Daylight Photodynamc Therapy: Back to the Future?


Photodynamic therapy (PDT) has gained a central role in the treatment of precancerous lesions (actinic keratosis, field cancerization), superficial basal cell carcinomas and bowen’s disease. The main drawback of this procedure is the associated pain during the light treatment.

The first publication on daylight PDT, which described this procedure to be almost painless and at the same time leading to similar results, achieved, therefore, great interest.

The authors (Riegell D., et al.) postulated, that  the continuous building of PPIX in the cell during the daylight illumination leads  to a significant reduction of pain, whereas in conventional PDT the irradiation at three hours, when the PPIX reaches its highest concentration in the cell, causes the painful sensation.

Therefore, most patients prefer daylight PDT when compared to conventional PDT. However, a few problems remain to be solved, in order for daylight PDT to become a standard procedure. In international consensus recommendations the following requirements for the outdoor weather were defined:

The temperature should be over 10 degree Celsius, at the same time not too hot, because excessive sweating may interfere with the desired effect.

No rain, no direct sun illumination. Best would be diffuse shadow during a sunny day. Strong wind should be avoided (“wind chill factor”), as well as pauses over 5 minutes.
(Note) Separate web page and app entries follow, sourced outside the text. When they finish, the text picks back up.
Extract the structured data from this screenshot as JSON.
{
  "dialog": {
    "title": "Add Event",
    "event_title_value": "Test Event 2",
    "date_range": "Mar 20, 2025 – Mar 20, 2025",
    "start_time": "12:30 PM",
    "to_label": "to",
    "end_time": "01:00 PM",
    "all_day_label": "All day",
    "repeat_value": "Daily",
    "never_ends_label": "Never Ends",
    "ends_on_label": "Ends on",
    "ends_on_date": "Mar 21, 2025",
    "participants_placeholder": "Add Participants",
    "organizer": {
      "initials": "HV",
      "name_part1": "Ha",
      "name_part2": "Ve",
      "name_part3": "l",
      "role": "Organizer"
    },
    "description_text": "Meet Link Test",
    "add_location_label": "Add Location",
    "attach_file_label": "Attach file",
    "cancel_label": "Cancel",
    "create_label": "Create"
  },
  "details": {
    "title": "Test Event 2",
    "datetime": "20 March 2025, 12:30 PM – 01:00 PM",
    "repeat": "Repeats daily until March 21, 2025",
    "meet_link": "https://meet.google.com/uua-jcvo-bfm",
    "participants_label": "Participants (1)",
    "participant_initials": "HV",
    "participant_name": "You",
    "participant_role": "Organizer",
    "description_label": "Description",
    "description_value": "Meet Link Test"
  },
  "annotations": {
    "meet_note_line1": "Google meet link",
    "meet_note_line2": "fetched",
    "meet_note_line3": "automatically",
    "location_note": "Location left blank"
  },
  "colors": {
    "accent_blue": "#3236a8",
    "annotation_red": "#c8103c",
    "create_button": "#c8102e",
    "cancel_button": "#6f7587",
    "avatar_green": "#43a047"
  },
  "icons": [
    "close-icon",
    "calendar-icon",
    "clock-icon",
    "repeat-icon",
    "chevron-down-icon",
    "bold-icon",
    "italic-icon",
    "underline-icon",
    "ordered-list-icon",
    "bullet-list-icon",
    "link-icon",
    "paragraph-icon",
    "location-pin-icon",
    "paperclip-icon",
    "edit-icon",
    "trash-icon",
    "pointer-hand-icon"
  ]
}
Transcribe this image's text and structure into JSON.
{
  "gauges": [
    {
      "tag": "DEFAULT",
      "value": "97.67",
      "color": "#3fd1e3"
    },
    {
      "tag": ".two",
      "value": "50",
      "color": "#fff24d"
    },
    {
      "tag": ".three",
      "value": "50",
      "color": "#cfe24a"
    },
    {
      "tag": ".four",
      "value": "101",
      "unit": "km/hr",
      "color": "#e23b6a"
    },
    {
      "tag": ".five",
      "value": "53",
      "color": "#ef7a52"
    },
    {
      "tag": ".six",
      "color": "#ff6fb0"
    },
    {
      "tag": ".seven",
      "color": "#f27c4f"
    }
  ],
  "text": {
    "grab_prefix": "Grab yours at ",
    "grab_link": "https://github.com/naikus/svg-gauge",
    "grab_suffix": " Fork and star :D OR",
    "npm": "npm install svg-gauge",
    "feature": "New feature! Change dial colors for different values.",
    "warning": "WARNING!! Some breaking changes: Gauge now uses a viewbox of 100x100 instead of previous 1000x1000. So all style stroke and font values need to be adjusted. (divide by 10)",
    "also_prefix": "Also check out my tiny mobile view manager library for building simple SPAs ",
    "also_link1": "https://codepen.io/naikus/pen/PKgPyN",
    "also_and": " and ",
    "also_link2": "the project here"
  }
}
It is debatable, how in a busy praxis these defined conditions can  always be guaranteed, as well as the requirement of an excellent patient’s compliance. In consequence, comparing to conventional PDT, this procedure goes along with a significant loss of control on the treatment procedure, thus leading to inconsistent results in the daily practice. Furthermore, the introduction of LUX as the decisive parameter for required light intensity is very unusual and differs from all previous parameters defining the physical properties in photodermatology, as J/cm2, Watt, Hertz, etc.

A possible solution would be the development of lamps emitting the daylight spectrum, with well defined photobiologic dosage parameters. First prototypes are on the market making daylight PDT independent of weather conditions. However, further clinical studies has to be conducted in order to demonstrate the equal efficacy of these new devices.